-- Requirement --
I'd like every record given again exactly, please.

-- Records for processing --
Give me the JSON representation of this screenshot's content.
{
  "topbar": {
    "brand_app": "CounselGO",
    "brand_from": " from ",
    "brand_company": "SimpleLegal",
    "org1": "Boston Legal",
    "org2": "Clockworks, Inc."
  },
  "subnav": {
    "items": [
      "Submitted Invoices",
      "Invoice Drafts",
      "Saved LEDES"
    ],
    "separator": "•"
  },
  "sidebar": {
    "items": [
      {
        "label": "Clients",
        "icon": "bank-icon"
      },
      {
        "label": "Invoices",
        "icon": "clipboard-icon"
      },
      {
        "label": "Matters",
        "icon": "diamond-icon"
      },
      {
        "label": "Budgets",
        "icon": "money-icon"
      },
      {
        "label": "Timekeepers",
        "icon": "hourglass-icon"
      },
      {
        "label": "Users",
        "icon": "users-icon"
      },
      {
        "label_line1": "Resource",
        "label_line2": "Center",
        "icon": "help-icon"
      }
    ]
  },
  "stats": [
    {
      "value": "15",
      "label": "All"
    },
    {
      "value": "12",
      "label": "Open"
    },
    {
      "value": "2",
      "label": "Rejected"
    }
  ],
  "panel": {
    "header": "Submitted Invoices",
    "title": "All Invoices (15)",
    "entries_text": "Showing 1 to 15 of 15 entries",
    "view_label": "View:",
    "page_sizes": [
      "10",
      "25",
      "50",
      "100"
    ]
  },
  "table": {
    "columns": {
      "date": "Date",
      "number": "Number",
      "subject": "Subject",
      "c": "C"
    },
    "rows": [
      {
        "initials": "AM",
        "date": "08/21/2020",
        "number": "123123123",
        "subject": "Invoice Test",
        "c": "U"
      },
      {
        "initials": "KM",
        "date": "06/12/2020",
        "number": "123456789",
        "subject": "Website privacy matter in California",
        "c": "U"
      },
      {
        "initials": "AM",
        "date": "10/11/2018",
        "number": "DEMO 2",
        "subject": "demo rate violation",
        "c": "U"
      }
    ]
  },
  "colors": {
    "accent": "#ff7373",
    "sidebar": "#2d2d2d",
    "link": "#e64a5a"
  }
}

-- Result of the task --
Give me the JSON representation of this screenshot's content.
{
  "topbar": {
    "brand_app": "CounselGO",
    "brand_from": " from ",
    "brand_company": "SimpleLegal",
    "org1": "Boston Legal",
    "org2": "Clockworks, Inc."
  },
  "subnav": {
    "items": [
      "Submitted Invoices",
      "Invoice Drafts",
      "Saved LEDES"
    ],
    "separator": "•"
  },
  "sidebar": {
    "items": [
      {
        "label": "Clients",
        "icon": "bank-icon"
      },
      {
        "label": "Invoices",
        "icon": "clipboard-icon"
      },
      {
        "label": "Matters",
        "icon": "diamond-icon"
      },
      {
        "label": "Budgets",
        "icon": "money-icon"
      },
      {
        "label": "Timekeepers",
        "icon": "hourglass-icon"
      },
      {
        "label": "Users",
        "icon": "users-icon"
      },
      {
        "label_line1": "Resource",
        "label_line2": "Center",
        "icon": "help-icon"
      }
    ]
  },
  "stats": [
    {
      "value": "15",
      "label": "All"
    },
    {
      "value": "12",
      "label": "Open"
    },
    {
      "value": "2",
      "label": "Rejected"
    }
  ],
  "panel": {
    "header": "Submitted Invoices",
    "title": "All Invoices (15)",
    "entries_text": "Showing 1 to 15 of 15 entries",
    "view_label": "View:",
    "page_sizes": [
      "10",
      "25",
      "50",
      "100"
    ]
  },
  "table": {
    "columns": {
      "date": "Date",
      "number": "Number",
      "subject": "Subject",
      "c": "C"
    },
    "rows": [
      {
        "initials": "AM",
        "date": "08/21/2020",
        "number": "123123123",
        "subject": "Invoice Test",
        "c": "U"
      },
      {
        "initials": "KM",
        "date": "06/12/2020",
        "number": "123456789",
        "subject": "Website privacy matter in California",
        "c": "U"
      },
      {
        "initials": "AM",
        "date": "10/11/2018",
        "number": "DEMO 2",
        "subject": "demo rate violation",
        "c": "U"
      }
    ]
  },
  "colors": {
    "accent": "#ff7373",
    "sidebar": "#2d2d2d",
    "link": "#e64a5a"
  }
}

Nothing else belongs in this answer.